-- Data for analysis follows --

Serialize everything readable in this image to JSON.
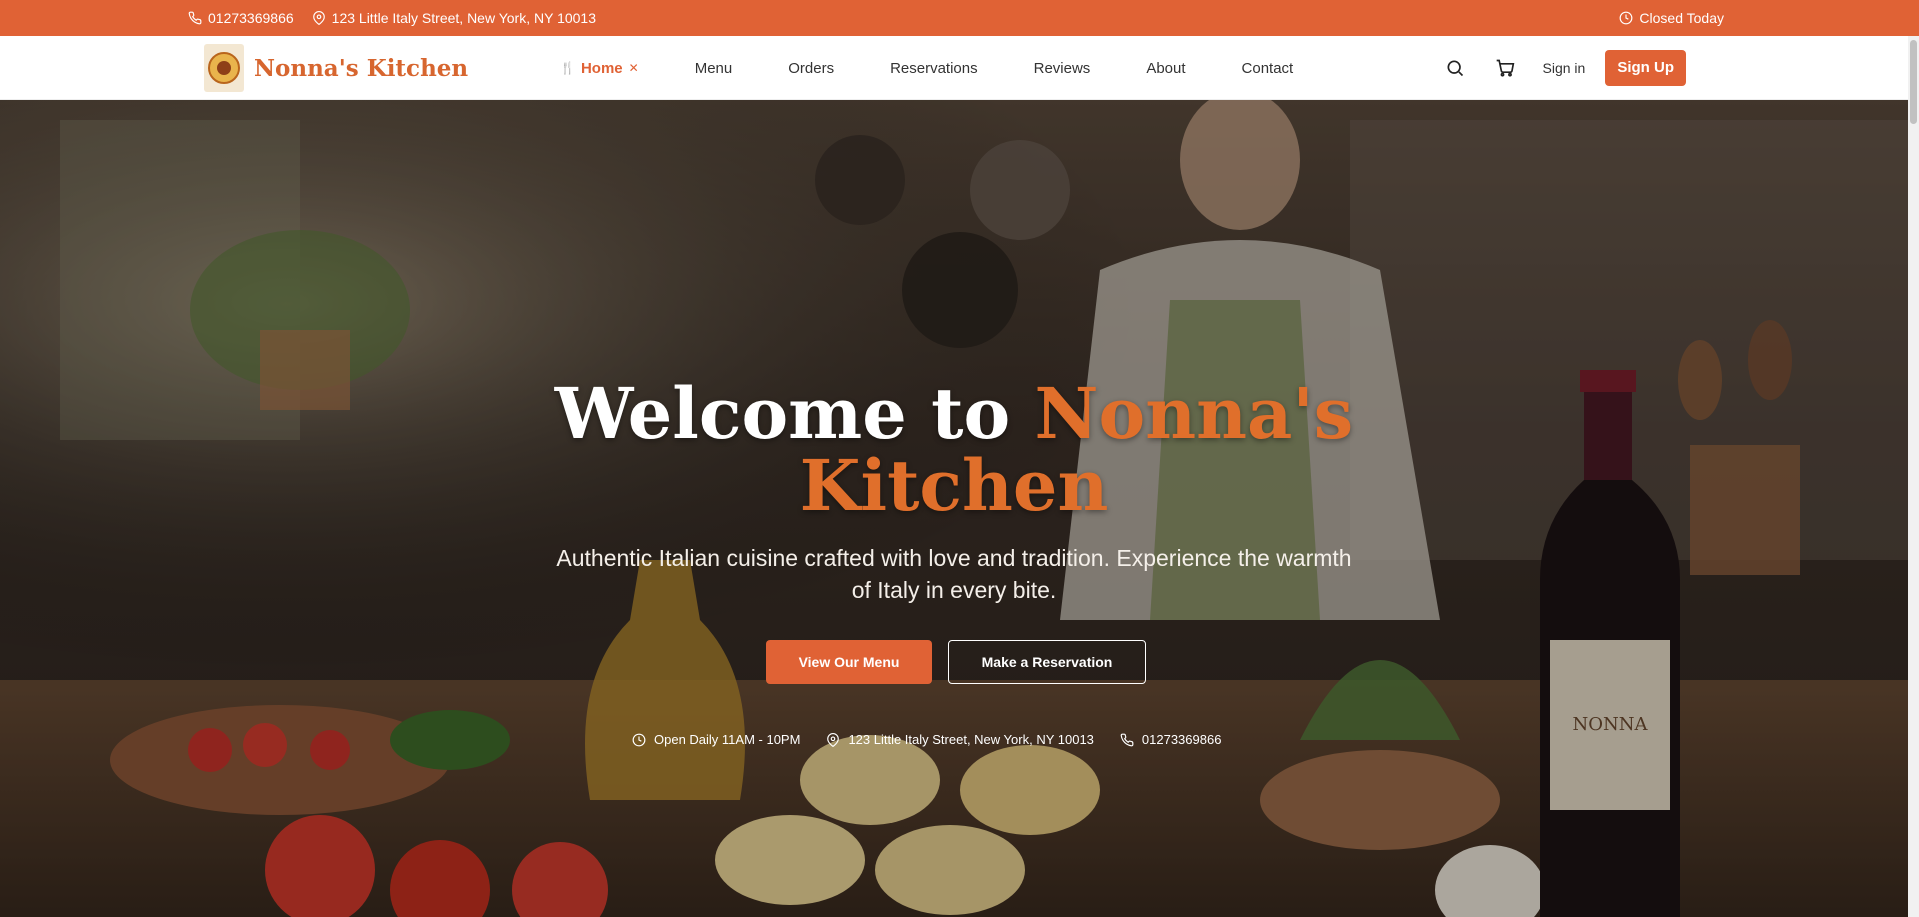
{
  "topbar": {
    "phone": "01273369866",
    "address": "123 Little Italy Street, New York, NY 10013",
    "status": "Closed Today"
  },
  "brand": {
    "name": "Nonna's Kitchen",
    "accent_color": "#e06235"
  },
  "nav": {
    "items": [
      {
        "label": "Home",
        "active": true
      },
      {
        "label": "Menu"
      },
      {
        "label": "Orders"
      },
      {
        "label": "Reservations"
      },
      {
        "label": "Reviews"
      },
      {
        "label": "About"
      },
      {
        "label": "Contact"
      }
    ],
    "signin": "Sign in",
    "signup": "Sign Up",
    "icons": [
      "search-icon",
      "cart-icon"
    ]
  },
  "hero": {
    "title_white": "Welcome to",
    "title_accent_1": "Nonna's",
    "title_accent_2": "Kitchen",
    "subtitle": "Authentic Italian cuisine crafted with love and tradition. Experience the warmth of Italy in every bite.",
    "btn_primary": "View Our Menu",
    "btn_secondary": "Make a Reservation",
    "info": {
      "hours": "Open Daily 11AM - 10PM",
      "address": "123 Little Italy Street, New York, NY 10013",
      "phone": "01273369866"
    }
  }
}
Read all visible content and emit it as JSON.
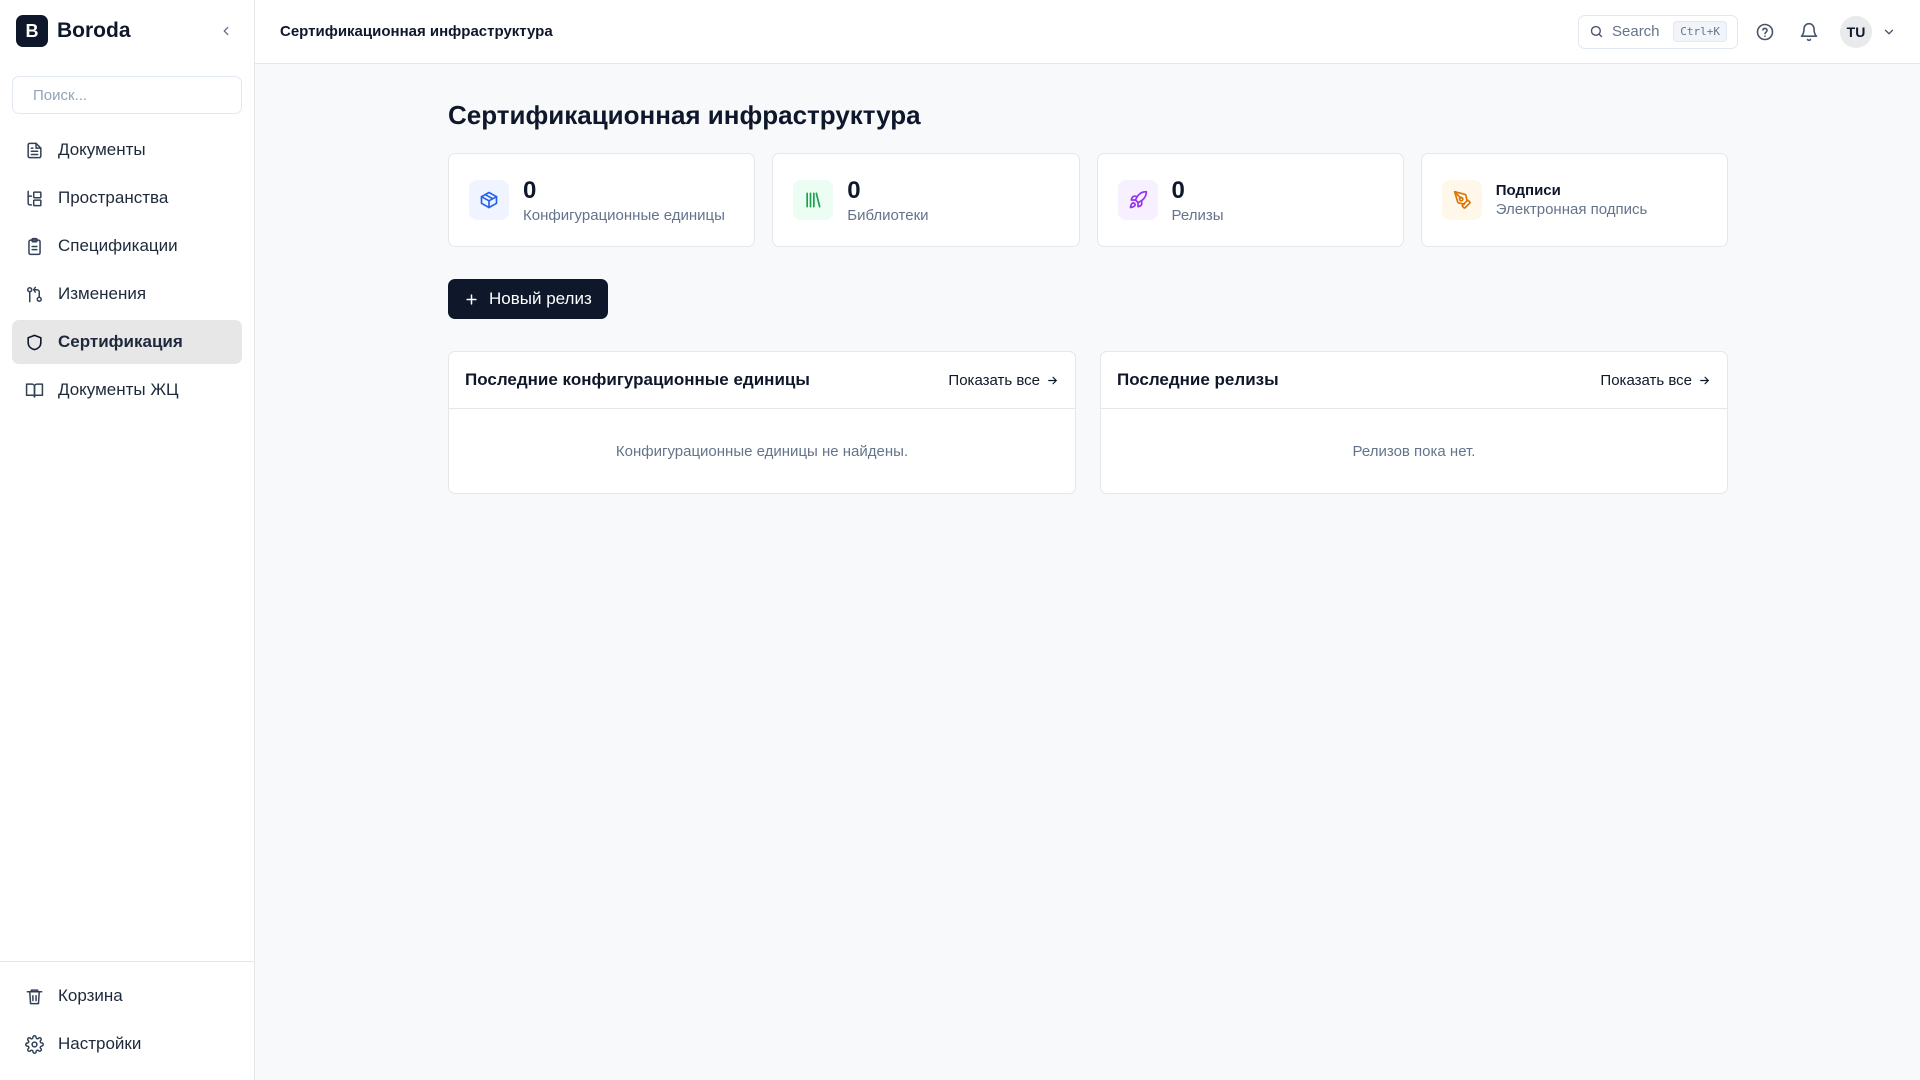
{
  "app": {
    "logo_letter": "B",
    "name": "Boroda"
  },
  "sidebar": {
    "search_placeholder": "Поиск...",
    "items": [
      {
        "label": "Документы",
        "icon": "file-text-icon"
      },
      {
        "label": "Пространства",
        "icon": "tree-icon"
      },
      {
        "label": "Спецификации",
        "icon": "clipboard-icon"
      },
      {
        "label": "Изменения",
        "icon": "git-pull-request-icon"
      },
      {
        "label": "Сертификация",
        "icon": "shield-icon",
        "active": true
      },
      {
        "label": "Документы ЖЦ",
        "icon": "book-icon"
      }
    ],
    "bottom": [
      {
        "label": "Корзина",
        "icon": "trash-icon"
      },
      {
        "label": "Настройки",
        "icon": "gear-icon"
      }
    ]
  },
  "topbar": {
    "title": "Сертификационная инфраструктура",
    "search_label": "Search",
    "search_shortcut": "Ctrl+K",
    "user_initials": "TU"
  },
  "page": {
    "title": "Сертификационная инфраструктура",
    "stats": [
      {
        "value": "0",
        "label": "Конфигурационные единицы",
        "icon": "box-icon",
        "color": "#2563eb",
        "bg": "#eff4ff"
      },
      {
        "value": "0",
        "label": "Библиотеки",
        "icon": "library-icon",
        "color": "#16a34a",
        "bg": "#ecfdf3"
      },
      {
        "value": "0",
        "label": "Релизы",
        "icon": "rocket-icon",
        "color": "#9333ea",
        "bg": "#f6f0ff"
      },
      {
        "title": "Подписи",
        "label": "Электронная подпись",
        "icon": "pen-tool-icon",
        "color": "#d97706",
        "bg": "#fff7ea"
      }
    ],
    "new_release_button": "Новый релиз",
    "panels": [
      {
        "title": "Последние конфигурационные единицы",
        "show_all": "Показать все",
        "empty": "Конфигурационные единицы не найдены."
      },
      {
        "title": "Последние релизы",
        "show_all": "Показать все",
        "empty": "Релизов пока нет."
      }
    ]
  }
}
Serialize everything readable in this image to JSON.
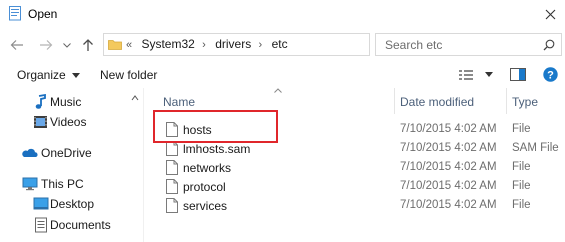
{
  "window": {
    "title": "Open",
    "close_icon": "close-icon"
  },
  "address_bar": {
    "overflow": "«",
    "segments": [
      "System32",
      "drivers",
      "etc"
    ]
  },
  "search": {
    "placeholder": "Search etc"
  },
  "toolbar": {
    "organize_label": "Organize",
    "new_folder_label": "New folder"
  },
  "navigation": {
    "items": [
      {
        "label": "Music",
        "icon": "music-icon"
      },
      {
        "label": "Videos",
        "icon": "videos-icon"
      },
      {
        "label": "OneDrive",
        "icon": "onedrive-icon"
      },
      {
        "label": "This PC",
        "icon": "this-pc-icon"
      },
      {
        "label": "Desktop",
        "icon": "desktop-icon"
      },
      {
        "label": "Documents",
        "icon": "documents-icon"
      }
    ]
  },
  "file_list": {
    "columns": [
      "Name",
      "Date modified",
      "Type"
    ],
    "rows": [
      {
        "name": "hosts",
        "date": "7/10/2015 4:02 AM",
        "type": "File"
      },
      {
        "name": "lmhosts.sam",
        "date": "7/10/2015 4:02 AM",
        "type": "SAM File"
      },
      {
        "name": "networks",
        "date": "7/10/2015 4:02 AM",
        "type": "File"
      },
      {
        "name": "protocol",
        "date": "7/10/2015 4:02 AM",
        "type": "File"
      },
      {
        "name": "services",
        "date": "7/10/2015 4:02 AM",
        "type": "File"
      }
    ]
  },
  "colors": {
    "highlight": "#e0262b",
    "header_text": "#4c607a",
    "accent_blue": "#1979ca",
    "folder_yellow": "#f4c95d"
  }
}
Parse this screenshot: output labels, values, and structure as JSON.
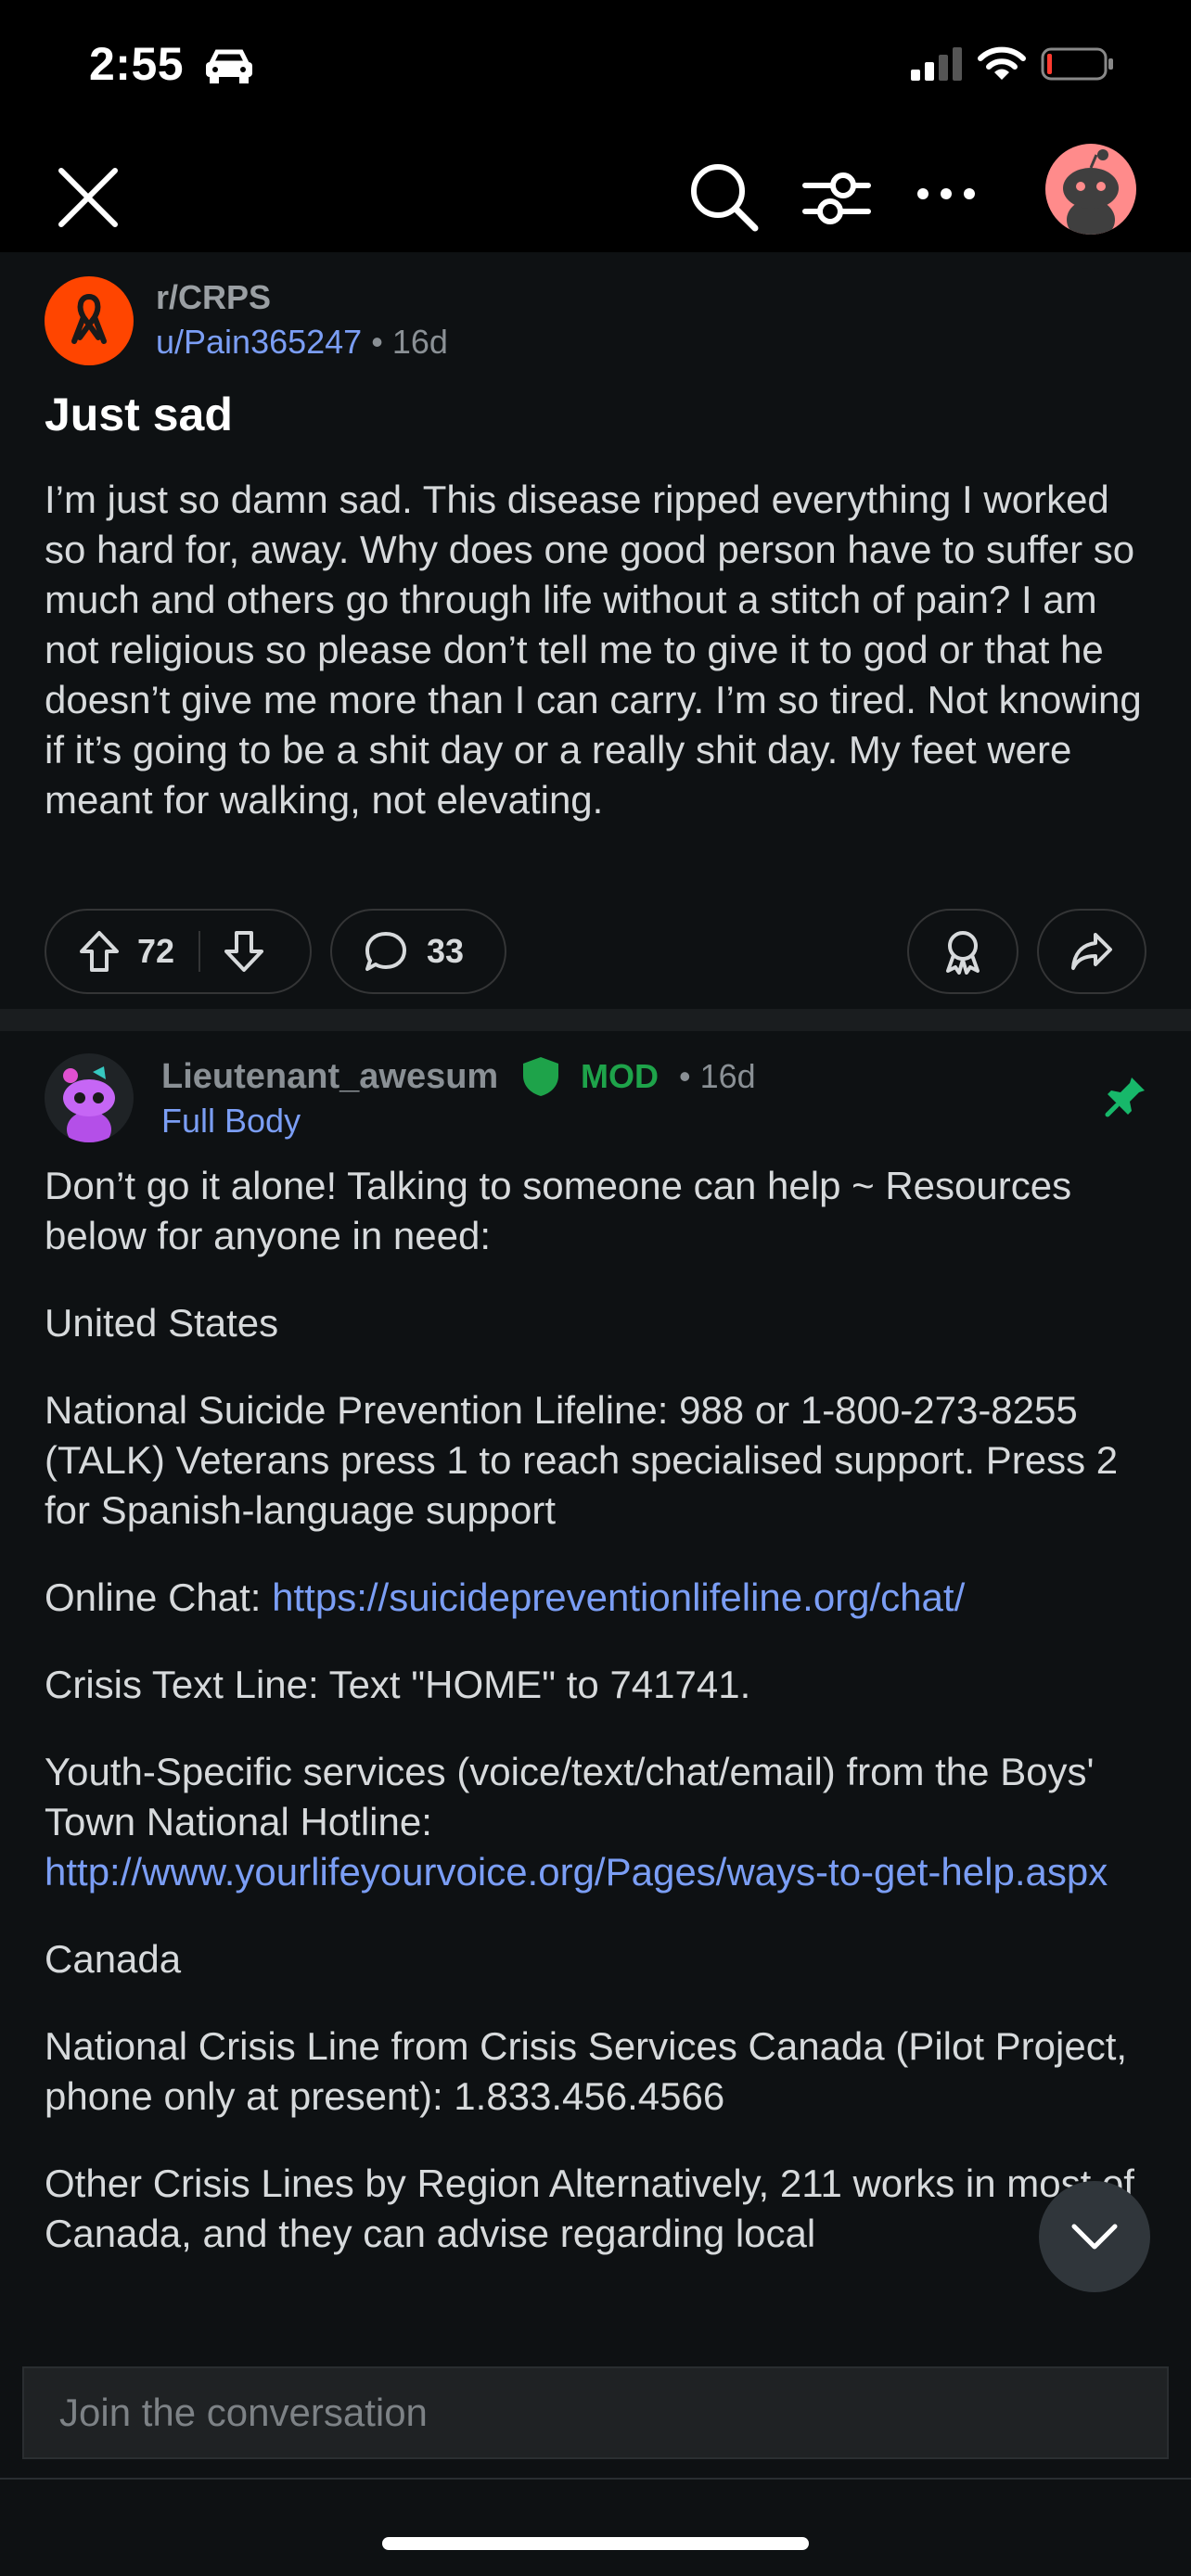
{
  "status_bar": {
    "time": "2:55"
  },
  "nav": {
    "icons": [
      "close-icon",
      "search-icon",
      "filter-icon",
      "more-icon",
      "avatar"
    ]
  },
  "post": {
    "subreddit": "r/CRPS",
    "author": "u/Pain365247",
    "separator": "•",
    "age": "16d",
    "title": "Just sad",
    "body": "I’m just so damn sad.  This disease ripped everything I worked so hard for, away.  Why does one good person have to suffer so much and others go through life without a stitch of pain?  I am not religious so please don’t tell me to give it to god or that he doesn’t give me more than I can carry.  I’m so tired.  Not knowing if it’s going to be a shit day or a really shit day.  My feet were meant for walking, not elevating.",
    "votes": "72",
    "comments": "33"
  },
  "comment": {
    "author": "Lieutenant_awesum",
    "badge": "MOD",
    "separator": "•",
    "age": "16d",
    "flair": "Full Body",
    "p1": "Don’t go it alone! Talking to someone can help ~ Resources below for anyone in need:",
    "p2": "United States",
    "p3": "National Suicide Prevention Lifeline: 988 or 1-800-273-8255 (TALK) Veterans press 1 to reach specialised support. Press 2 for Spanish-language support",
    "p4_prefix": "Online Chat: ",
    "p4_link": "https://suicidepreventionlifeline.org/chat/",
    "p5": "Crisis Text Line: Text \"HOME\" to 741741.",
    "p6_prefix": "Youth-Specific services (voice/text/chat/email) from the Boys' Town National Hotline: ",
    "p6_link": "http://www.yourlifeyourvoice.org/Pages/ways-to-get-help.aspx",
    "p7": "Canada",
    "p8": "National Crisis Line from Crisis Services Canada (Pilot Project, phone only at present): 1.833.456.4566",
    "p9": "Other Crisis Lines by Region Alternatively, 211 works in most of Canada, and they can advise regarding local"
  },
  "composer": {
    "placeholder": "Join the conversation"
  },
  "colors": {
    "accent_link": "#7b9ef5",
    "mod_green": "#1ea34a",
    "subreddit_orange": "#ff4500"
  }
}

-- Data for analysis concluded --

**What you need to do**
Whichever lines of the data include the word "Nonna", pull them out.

**Response to the task**
    "name": "Nonna's Kitchen",
    "title_accent_1": "Nonna's",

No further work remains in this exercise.